BEGIN Records provided

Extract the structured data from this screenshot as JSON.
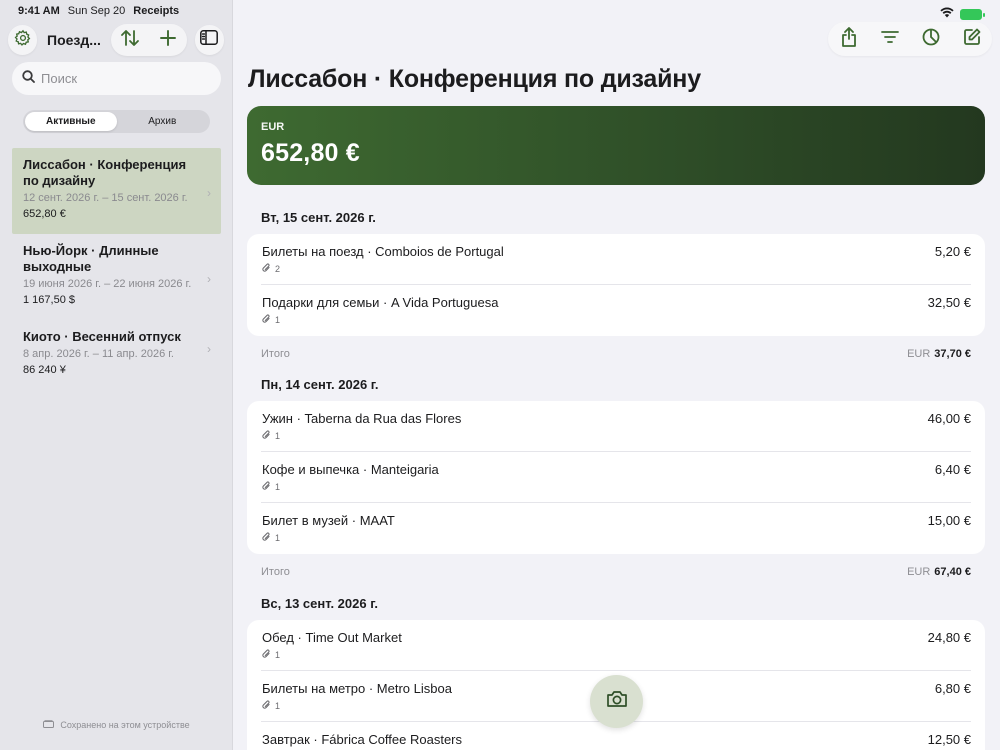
{
  "status": {
    "time": "9:41 AM",
    "date": "Sun Sep 20",
    "app": "Receipts"
  },
  "sidebar": {
    "title": "Поезд...",
    "search_placeholder": "Поиск",
    "segments": [
      "Активные",
      "Архив"
    ],
    "active_segment": "Активные",
    "trips": [
      {
        "name": "Лиссабон · Конференция по дизайну",
        "dates": "12 сент. 2026 г. – 15 сент. 2026 г.",
        "total": "652,80 €",
        "selected": true
      },
      {
        "name": "Нью-Йорк · Длинные выходные",
        "dates": "19 июня 2026 г. – 22 июня 2026 г.",
        "total": "1 167,50 $",
        "selected": false
      },
      {
        "name": "Киото · Весенний отпуск",
        "dates": "8 апр. 2026 г. – 11 апр. 2026 г.",
        "total": "86 240 ¥",
        "selected": false
      }
    ],
    "saved_note": "Сохранено на этом устройстве"
  },
  "main": {
    "title": "Лиссабон · Конференция по дизайну",
    "total_currency": "EUR",
    "total_amount": "652,80 €",
    "days": [
      {
        "header": "Вт, 15 сент. 2026 г.",
        "expenses": [
          {
            "name": "Билеты на поезд · Comboios de Portugal",
            "attachments": "2",
            "amount": "5,20 €"
          },
          {
            "name": "Подарки для семьи · A Vida Portuguesa",
            "attachments": "1",
            "amount": "32,50 €"
          }
        ],
        "subtotal_label": "Итого",
        "subtotal_currency": "EUR",
        "subtotal_amount": "37,70 €"
      },
      {
        "header": "Пн, 14 сент. 2026 г.",
        "expenses": [
          {
            "name": "Ужин · Taberna da Rua das Flores",
            "attachments": "1",
            "amount": "46,00 €"
          },
          {
            "name": "Кофе и выпечка · Manteigaria",
            "attachments": "1",
            "amount": "6,40 €"
          },
          {
            "name": "Билет в музей · MAAT",
            "attachments": "1",
            "amount": "15,00 €"
          }
        ],
        "subtotal_label": "Итого",
        "subtotal_currency": "EUR",
        "subtotal_amount": "67,40 €"
      },
      {
        "header": "Вс, 13 сент. 2026 г.",
        "expenses": [
          {
            "name": "Обед · Time Out Market",
            "attachments": "1",
            "amount": "24,80 €"
          },
          {
            "name": "Билеты на метро · Metro Lisboa",
            "attachments": "1",
            "amount": "6,80 €"
          },
          {
            "name": "Завтрак · Fábrica Coffee Roasters",
            "attachments": "",
            "amount": "12,50 €"
          }
        ]
      }
    ]
  },
  "icons": {
    "settings": "gear-icon",
    "sort": "sort-arrows-icon",
    "add": "plus-icon",
    "sidebar_toggle": "sidebar-icon",
    "search": "search-icon",
    "share": "share-icon",
    "filter": "filter-icon",
    "chart": "pie-chart-icon",
    "edit": "compose-icon",
    "camera": "camera-icon",
    "attachment": "paperclip-icon",
    "device": "device-icon"
  },
  "colors": {
    "accent": "#3e6a31",
    "selected_row": "#cdd6c2",
    "card_dark": "#23381f"
  }
}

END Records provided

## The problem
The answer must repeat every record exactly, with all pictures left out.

## Exercise response
Extract the structured data from this screenshot as JSON.
{
  "status": {
    "time": "9:41 AM",
    "date": "Sun Sep 20",
    "app": "Receipts"
  },
  "sidebar": {
    "title": "Поезд...",
    "search_placeholder": "Поиск",
    "segments": [
      "Активные",
      "Архив"
    ],
    "active_segment": "Активные",
    "trips": [
      {
        "name": "Лиссабон · Конференция по дизайну",
        "dates": "12 сент. 2026 г. – 15 сент. 2026 г.",
        "total": "652,80 €",
        "selected": true
      },
      {
        "name": "Нью-Йорк · Длинные выходные",
        "dates": "19 июня 2026 г. – 22 июня 2026 г.",
        "total": "1 167,50 $",
        "selected": false
      },
      {
        "name": "Киото · Весенний отпуск",
        "dates": "8 апр. 2026 г. – 11 апр. 2026 г.",
        "total": "86 240 ¥",
        "selected": false
      }
    ],
    "saved_note": "Сохранено на этом устройстве"
  },
  "main": {
    "title": "Лиссабон · Конференция по дизайну",
    "total_currency": "EUR",
    "total_amount": "652,80 €",
    "days": [
      {
        "header": "Вт, 15 сент. 2026 г.",
        "expenses": [
          {
            "name": "Билеты на поезд · Comboios de Portugal",
            "attachments": "2",
            "amount": "5,20 €"
          },
          {
            "name": "Подарки для семьи · A Vida Portuguesa",
            "attachments": "1",
            "amount": "32,50 €"
          }
        ],
        "subtotal_label": "Итого",
        "subtotal_currency": "EUR",
        "subtotal_amount": "37,70 €"
      },
      {
        "header": "Пн, 14 сент. 2026 г.",
        "expenses": [
          {
            "name": "Ужин · Taberna da Rua das Flores",
            "attachments": "1",
            "amount": "46,00 €"
          },
          {
            "name": "Кофе и выпечка · Manteigaria",
            "attachments": "1",
            "amount": "6,40 €"
          },
          {
            "name": "Билет в музей · MAAT",
            "attachments": "1",
            "amount": "15,00 €"
          }
        ],
        "subtotal_label": "Итого",
        "subtotal_currency": "EUR",
        "subtotal_amount": "67,40 €"
      },
      {
        "header": "Вс, 13 сент. 2026 г.",
        "expenses": [
          {
            "name": "Обед · Time Out Market",
            "attachments": "1",
            "amount": "24,80 €"
          },
          {
            "name": "Билеты на метро · Metro Lisboa",
            "attachments": "1",
            "amount": "6,80 €"
          },
          {
            "name": "Завтрак · Fábrica Coffee Roasters",
            "attachments": "",
            "amount": "12,50 €"
          }
        ]
      }
    ]
  },
  "icons": {
    "settings": "gear-icon",
    "sort": "sort-arrows-icon",
    "add": "plus-icon",
    "sidebar_toggle": "sidebar-icon",
    "search": "search-icon",
    "share": "share-icon",
    "filter": "filter-icon",
    "chart": "pie-chart-icon",
    "edit": "compose-icon",
    "camera": "camera-icon",
    "attachment": "paperclip-icon",
    "device": "device-icon"
  },
  "colors": {
    "accent": "#3e6a31",
    "selected_row": "#cdd6c2",
    "card_dark": "#23381f"
  }
}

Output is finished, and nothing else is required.